Widely regarded as a homily from the Bible, especially in the late 19th and early 20th centuries, this phrase basically states the flip side of the Golden Rule: a more modern version might be “what goes around, comes around.” Though it never appears in the Bible in precisely this form, the concept turns up several times using the key agricultural metaphor of sowing and reaping, from Job 4:8 (“…they that plow iniquity, and sow wickedness, reap the same”) in the Old Testament, to Galations 6:7 (“…whatsoever a man soweth, that shall he also reap”) in the New.
The notion was not confined to ancient Christian texts or lands, however. The great Roman orator and senator Marcus Tullius Cicero (106-43 BCE) also wrote “As you have sown so shall you reap.” Nevertheless, people in recent times have typically regarded it as a Biblical homily, and it turns up in the writings or public statements of theologians and activists as varied as early 20th-century psychic Edgar Cayce and anti-Iraq War protestor Malachi Ritscher, a musician who committed suicide by self-immolation in 2006 as a protest against the war.
In 1935, mixed race Harlem bookmaker Stephanie St. Clair, who had been pressured by mob boss Dutch Schultz to pay him protection money and resisted, made national headlines when she sent a telegram to him at his hospital deathbed that read “As ye sow, so shall ye reap,” even though she had had nothing to do with his assassination by the Mafia.

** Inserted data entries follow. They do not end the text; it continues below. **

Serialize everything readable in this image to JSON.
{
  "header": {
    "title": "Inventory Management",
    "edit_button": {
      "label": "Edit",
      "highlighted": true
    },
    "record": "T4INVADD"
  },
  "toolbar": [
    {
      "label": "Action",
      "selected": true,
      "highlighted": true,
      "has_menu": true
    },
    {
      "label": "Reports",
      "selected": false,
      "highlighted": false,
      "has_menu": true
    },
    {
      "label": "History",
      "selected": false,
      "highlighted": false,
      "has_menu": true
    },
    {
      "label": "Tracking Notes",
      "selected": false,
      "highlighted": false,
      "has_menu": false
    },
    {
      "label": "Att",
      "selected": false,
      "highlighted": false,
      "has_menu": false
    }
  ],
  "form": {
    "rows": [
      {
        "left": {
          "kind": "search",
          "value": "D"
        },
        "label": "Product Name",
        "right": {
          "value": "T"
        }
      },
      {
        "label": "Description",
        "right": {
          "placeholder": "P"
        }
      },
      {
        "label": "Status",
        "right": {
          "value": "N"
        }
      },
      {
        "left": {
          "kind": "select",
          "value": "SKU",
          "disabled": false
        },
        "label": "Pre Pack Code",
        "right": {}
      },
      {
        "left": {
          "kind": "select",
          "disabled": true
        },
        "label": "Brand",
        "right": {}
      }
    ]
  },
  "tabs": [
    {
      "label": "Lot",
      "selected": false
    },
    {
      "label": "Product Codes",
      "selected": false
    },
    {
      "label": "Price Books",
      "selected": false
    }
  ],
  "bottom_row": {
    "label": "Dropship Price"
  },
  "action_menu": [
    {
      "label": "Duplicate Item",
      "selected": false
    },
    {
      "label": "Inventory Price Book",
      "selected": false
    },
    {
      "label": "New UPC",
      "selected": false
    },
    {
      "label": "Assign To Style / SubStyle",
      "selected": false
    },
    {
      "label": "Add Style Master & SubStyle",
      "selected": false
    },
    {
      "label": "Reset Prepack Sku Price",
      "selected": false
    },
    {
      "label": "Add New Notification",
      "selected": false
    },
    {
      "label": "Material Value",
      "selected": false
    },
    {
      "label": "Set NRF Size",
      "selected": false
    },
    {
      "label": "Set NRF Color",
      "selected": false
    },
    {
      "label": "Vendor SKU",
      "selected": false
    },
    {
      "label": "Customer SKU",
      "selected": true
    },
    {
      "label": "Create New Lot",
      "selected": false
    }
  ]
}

References to the phrase have turned up in many other contexts, typically with a connotation of Biblical vengeance, from the 1914 silent film “As Ye Sow,” starring Douglas MacLean and Alice Brady, to a 1983 episode of the Home Box Office series “Tales From the Crypt” starring Kyle McLachlan, Patsy Kensit, and Sam Waterston.